» **TRY IT**
What is needed is an exact copy of the entries, with the pictures excluded.
START GIVEN DATA
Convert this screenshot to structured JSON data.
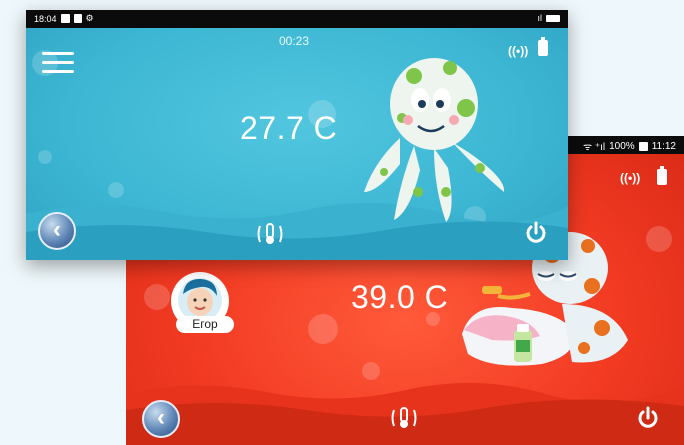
{
  "red_screen": {
    "status": {
      "signal_text": "ᯤ ⁺ıl",
      "battery": "100%",
      "time": "11:12"
    },
    "temperature": "39.0 C",
    "profile_name": "Егор",
    "colors": {
      "bg": "#f23a22",
      "accent": "#ffffff"
    }
  },
  "blue_screen": {
    "status": {
      "time": "18:04"
    },
    "timer": "00:23",
    "temperature": "27.7 C",
    "colors": {
      "bg": "#3cb6d3",
      "accent": "#ffffff"
    }
  },
  "icons": [
    "menu-icon",
    "back-icon",
    "thermometer-icon",
    "power-icon",
    "signal-icon",
    "battery-icon",
    "avatar-icon",
    "octopus-mascot-icon"
  ]
}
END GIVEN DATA
» **SOLVED PROBLEM**
Convert this screenshot to structured JSON data.
{
  "red_screen": {
    "status": {
      "signal_text": "ᯤ ⁺ıl",
      "battery": "100%",
      "time": "11:12"
    },
    "temperature": "39.0 C",
    "profile_name": "Егор",
    "colors": {
      "bg": "#f23a22",
      "accent": "#ffffff"
    }
  },
  "blue_screen": {
    "status": {
      "time": "18:04"
    },
    "timer": "00:23",
    "temperature": "27.7 C",
    "colors": {
      "bg": "#3cb6d3",
      "accent": "#ffffff"
    }
  },
  "icons": [
    "menu-icon",
    "back-icon",
    "thermometer-icon",
    "power-icon",
    "signal-icon",
    "battery-icon",
    "avatar-icon",
    "octopus-mascot-icon"
  ]
}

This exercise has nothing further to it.